Wednesday, 13 September 2017
Panta Rhei on the rail ( and some dodgy geezer) Photo Credit Charles Simpson.
Panta Rhei is away... Photo credit Damian Burrin
Lovely to see the chute deployed! Photo Credit Damian Burrin
So I've been building up to this for a while and in a way I have done it in a tricky but rewarding manner.. I scratchbuilt Panta Rhei after creating the design in the opensource rocket design software Openrocket and it was designed to use some cheap cardboard postage tubes I had bought off ebay as opposed to tubes made specifically for rocketry. As postal tubes are slightly random sizes it means you have to make everything (nosecones, centring rings, coupling sections etc) from scratch and so you can't buy anything off the shelf that fits! So the cnc router and the 3d printer saw a lot of use in the construction of Panta Rhei... I went even further in that I didn't even buy a parachute I rather cut and stitched my own and even went as far as buying a length of Nomex to sew a flameproof parachute protector!
The other challenge for me, was that I (until arriving at this event) I had never been to a high power rocket event and had no knowledge/had never seen another high power rocket in real life! I had no real knowledge of launch rails and launch procedures or indeed how (apart from I had read in a book) the delay adjustment tools for rocket motors work or how they are packed etc...
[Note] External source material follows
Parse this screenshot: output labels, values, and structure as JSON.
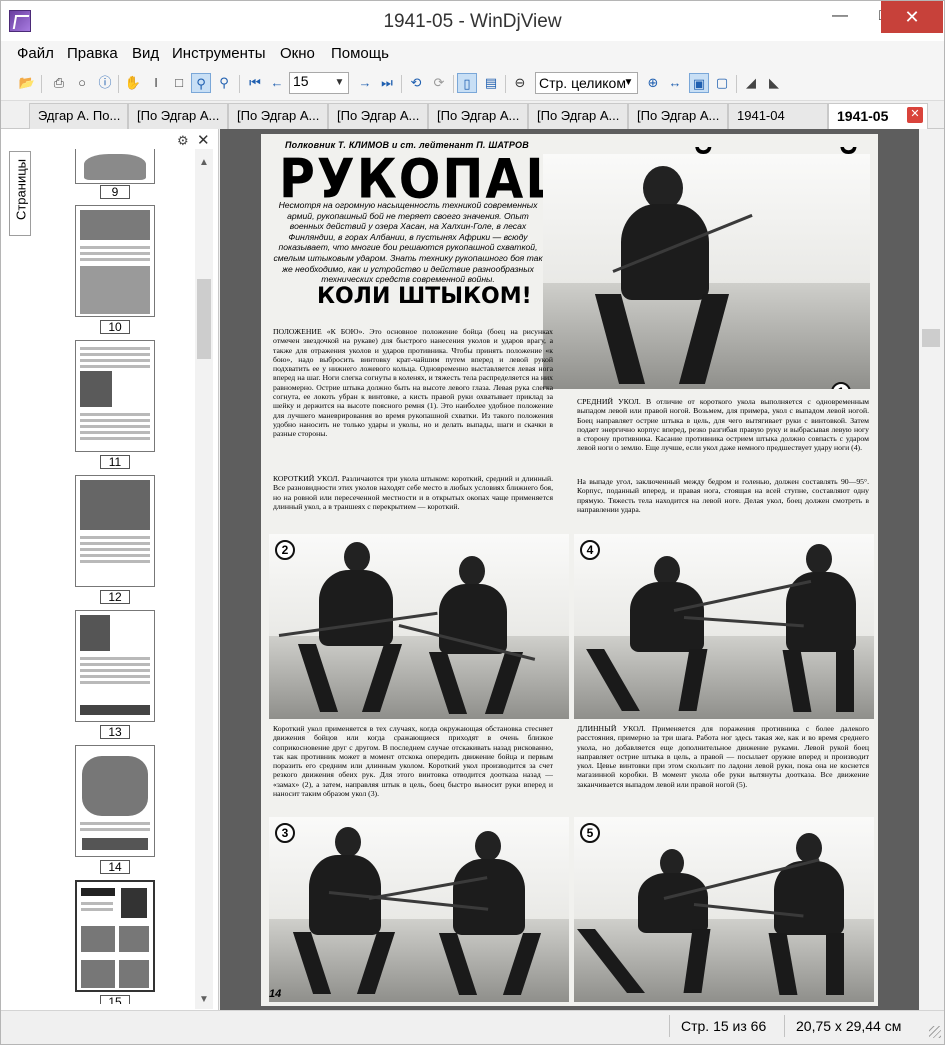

Motor all prepped!
By around 11.30 am everything was ready and walked out to the launch rail and proceeded to mount Panta Rhei and connect the ignitor. My nerves got the better of me though and after the obligatory photo I nearly forgot to remove the remove before flight tag that would arm the altimeter! However, the tag was removed, the bleeps confirmed the altimeter was working and I retreated to the launch controller. After the RSO and those present looked around the sky the RSO called that the airspace of interest was clear and gave me the signal to put the key in the launchpad.. once confirmed a countdown was given and I hit the button!
Panta Rhei leapt off the pad in a beautiful (even if I say so myself) vertical flight into lovely blues skies with no wind.. perfect! The motor fired the deployment charge a little after apogee and seperation was followed by a couple of heart stopping seconds before the bright yellow chute unfurled perfectly! I didn't have too long a walk but arrived to find Panta Rhei in great condition in a textbook landing with everything laid out in a straight line! Having launched and recovered with no damage... I'd passed my level 1 high power rocketry certification! The altimeter put the apogee at 460 meters which was around what was simulated.
So finally.. I can heartily recommend trying to get your L1 certification, but I definitely recommend its a good idea to go and check out how launch days work and look at some HPR rockets being prepped in advance if you can.. dates of launch events can be found on the UKRA website.